EXERCISE PROMPT
Without including any images, reproduce each entry exactly.

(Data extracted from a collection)

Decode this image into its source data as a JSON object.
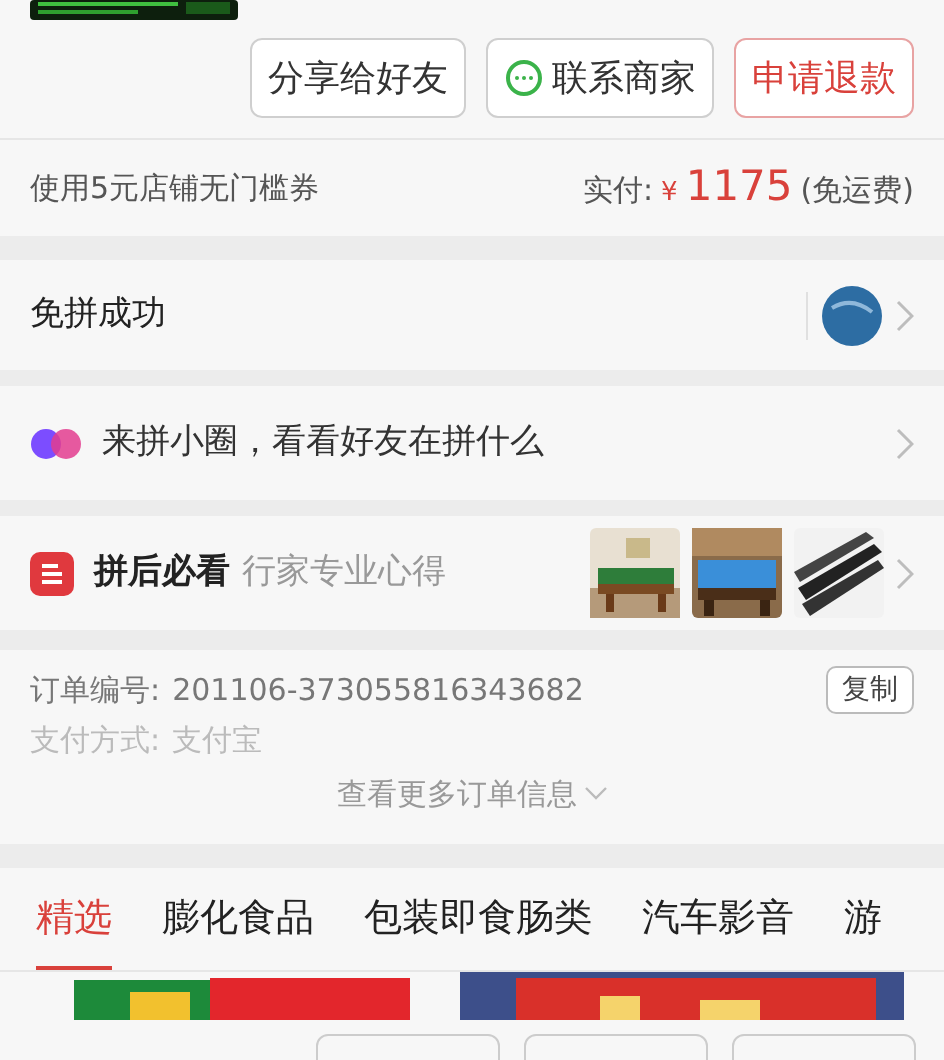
{
  "order_actions": [
    {
      "label": "分享给好友",
      "kind": "plain"
    },
    {
      "label": "联系商家",
      "kind": "chat"
    },
    {
      "label": "申请退款",
      "kind": "danger"
    }
  ],
  "payment": {
    "coupon": "使用5元店铺无门槛券",
    "paid_label": "实付:",
    "currency": "¥",
    "amount": "1175",
    "shipping": "(免运费)"
  },
  "group_status": {
    "title": "免拼成功"
  },
  "circle": {
    "text": "来拼小圈，看看好友在拼什么"
  },
  "guide": {
    "title": "拼后必看",
    "subtitle": "行家专业心得"
  },
  "order_info": {
    "number_label": "订单编号:",
    "number": "201106-373055816343682",
    "copy": "复制",
    "pay_label": "支付方式:",
    "pay_method": "支付宝",
    "more": "查看更多订单信息"
  },
  "tabs": [
    {
      "label": "精选",
      "selected": true
    },
    {
      "label": "膨化食品",
      "selected": false
    },
    {
      "label": "包装即食肠类",
      "selected": false
    },
    {
      "label": "汽车影音",
      "selected": false
    },
    {
      "label": "游",
      "selected": false
    }
  ]
}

WORKED SOLUTION
Decode this image into its source data as a JSON object.
{
  "order_actions": [
    {
      "label": "分享给好友",
      "kind": "plain"
    },
    {
      "label": "联系商家",
      "kind": "chat"
    },
    {
      "label": "申请退款",
      "kind": "danger"
    }
  ],
  "payment": {
    "coupon": "使用5元店铺无门槛券",
    "paid_label": "实付:",
    "currency": "¥",
    "amount": "1175",
    "shipping": "(免运费)"
  },
  "group_status": {
    "title": "免拼成功"
  },
  "circle": {
    "text": "来拼小圈，看看好友在拼什么"
  },
  "guide": {
    "title": "拼后必看",
    "subtitle": "行家专业心得"
  },
  "order_info": {
    "number_label": "订单编号:",
    "number": "201106-373055816343682",
    "copy": "复制",
    "pay_label": "支付方式:",
    "pay_method": "支付宝",
    "more": "查看更多订单信息"
  },
  "tabs": [
    {
      "label": "精选",
      "selected": true
    },
    {
      "label": "膨化食品",
      "selected": false
    },
    {
      "label": "包装即食肠类",
      "selected": false
    },
    {
      "label": "汽车影音",
      "selected": false
    },
    {
      "label": "游",
      "selected": false
    }
  ]
}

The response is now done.